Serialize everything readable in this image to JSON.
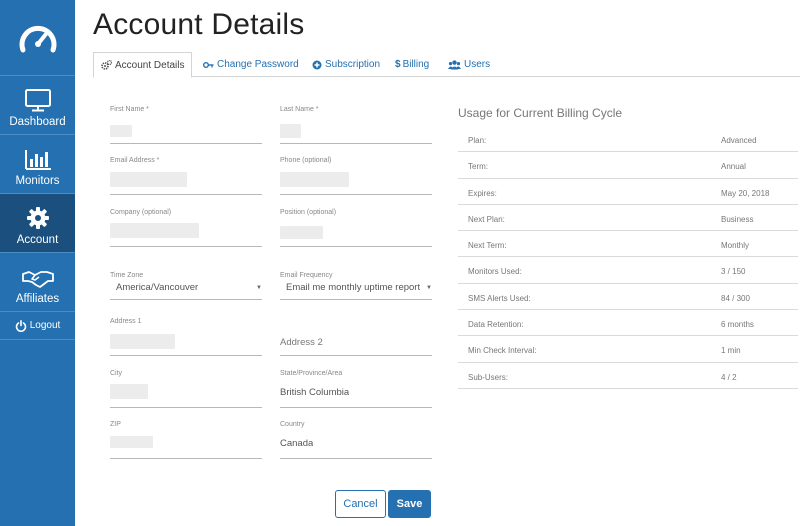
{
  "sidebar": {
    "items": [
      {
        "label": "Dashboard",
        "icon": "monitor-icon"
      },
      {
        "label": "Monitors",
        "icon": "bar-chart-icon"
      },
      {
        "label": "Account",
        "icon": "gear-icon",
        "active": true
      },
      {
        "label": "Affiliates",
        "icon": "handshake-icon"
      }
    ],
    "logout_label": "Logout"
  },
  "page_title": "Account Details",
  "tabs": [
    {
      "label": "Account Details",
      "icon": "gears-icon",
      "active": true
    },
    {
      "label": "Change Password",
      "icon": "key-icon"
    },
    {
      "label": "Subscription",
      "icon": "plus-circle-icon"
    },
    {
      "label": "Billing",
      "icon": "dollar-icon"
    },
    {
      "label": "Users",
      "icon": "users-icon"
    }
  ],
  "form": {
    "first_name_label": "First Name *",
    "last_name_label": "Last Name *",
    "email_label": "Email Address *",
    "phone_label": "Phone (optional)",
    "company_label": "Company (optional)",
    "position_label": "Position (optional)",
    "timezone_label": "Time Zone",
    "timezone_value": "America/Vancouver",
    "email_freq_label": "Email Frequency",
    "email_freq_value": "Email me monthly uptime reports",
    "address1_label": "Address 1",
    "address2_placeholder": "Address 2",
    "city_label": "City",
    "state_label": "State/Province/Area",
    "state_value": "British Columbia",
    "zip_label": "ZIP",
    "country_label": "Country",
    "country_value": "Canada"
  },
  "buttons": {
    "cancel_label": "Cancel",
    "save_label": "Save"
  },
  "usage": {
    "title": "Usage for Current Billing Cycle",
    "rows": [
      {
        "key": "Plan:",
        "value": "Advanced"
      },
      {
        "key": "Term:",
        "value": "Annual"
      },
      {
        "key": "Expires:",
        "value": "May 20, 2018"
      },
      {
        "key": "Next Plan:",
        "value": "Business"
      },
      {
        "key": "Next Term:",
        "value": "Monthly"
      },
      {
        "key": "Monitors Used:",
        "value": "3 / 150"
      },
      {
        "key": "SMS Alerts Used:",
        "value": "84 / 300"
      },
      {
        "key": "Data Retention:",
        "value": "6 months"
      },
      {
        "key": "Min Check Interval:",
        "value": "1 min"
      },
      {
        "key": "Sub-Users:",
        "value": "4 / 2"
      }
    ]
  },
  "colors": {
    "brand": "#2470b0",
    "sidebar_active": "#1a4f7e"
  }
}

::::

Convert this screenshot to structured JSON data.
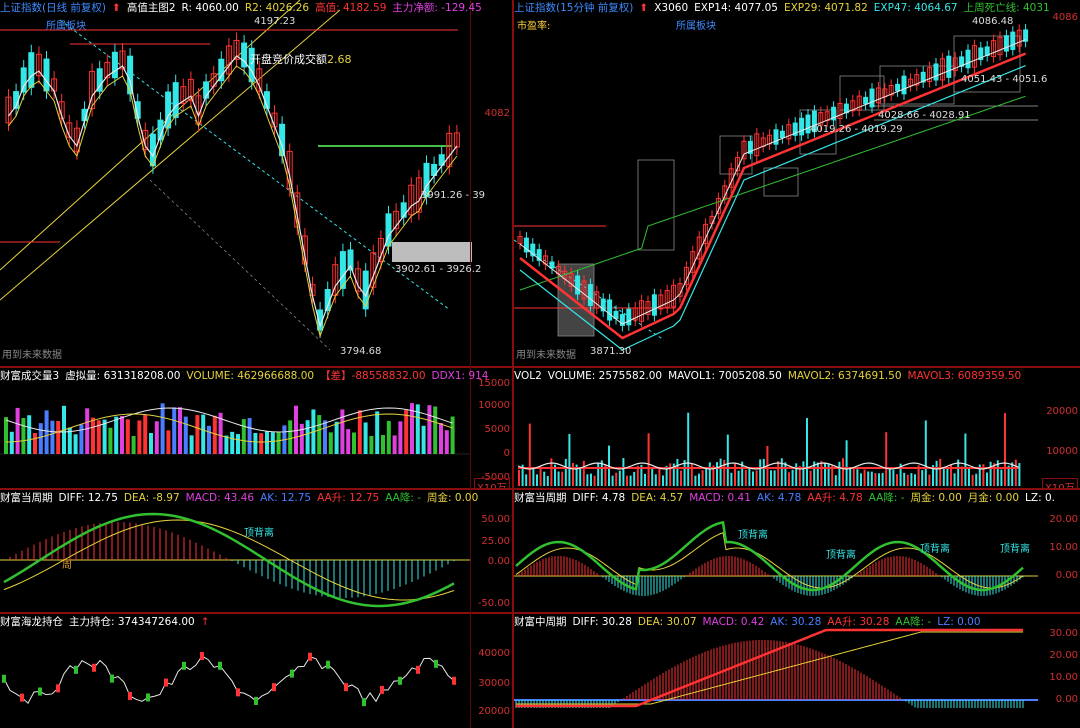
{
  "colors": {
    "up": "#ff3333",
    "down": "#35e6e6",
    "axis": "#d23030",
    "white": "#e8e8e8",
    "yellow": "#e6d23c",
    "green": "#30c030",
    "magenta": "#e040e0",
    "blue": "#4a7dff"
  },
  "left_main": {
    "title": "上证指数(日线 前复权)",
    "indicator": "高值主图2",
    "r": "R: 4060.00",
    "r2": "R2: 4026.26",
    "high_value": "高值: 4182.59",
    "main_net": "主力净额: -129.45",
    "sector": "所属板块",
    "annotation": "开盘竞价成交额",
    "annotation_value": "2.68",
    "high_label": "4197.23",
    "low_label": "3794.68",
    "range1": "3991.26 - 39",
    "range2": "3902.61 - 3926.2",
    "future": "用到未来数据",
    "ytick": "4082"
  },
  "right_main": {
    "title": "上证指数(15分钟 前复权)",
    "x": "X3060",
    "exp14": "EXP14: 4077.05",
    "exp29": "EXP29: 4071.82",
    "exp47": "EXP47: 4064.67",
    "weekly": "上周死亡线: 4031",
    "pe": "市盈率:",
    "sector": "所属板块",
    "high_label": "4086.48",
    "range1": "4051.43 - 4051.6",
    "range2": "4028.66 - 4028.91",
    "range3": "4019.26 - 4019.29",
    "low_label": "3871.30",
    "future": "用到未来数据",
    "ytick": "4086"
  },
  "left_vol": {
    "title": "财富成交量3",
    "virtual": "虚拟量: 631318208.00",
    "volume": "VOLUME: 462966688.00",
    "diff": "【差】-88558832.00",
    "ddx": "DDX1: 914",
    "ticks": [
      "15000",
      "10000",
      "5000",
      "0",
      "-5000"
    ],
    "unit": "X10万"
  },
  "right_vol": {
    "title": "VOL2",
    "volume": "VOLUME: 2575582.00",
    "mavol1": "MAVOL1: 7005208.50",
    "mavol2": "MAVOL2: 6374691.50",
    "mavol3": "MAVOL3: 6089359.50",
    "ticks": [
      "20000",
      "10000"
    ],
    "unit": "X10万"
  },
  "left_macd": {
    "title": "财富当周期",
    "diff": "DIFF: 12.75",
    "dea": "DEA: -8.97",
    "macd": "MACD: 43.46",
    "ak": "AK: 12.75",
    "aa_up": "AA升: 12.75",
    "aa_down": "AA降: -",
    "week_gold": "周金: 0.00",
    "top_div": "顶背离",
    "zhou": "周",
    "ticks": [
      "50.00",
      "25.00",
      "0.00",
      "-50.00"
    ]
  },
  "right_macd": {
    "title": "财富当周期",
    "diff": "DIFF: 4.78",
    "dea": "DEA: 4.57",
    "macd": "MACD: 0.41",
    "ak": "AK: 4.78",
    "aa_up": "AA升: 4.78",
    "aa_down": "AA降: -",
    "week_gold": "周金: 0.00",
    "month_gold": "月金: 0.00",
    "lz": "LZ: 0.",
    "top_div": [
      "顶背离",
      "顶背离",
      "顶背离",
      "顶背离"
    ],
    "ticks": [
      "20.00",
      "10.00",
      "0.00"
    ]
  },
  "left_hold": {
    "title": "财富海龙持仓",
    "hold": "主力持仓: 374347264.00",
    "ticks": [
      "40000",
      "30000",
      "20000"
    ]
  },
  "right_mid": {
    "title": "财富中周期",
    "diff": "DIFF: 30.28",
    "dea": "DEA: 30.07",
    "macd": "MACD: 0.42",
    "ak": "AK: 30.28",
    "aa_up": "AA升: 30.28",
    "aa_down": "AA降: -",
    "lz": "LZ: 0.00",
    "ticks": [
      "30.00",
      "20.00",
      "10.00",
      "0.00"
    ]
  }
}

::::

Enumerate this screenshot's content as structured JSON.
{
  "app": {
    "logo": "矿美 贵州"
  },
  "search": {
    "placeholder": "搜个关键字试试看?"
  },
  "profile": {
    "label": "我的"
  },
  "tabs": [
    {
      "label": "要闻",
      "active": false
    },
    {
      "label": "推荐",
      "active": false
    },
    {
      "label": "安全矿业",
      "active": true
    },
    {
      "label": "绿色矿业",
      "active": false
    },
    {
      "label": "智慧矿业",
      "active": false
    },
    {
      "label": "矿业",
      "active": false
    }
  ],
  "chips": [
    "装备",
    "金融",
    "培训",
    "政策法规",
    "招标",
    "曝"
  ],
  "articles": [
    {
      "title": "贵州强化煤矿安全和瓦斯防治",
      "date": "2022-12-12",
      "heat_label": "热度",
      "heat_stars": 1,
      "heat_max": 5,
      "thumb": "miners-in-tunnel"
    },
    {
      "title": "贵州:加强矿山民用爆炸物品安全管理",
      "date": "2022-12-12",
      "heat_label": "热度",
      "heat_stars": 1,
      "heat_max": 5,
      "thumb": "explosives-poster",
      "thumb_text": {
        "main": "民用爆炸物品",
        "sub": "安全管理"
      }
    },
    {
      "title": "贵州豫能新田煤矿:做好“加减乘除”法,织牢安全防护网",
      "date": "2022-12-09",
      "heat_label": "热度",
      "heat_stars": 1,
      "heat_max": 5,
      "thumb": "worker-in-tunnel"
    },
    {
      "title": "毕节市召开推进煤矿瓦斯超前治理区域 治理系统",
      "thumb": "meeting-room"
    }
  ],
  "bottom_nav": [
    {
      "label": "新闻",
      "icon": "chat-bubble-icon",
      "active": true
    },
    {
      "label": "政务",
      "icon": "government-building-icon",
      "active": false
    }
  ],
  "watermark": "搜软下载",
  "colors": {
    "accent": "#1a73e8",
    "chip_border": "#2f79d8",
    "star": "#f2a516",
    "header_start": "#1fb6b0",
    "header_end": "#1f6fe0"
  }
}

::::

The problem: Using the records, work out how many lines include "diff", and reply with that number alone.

Solved problem: 4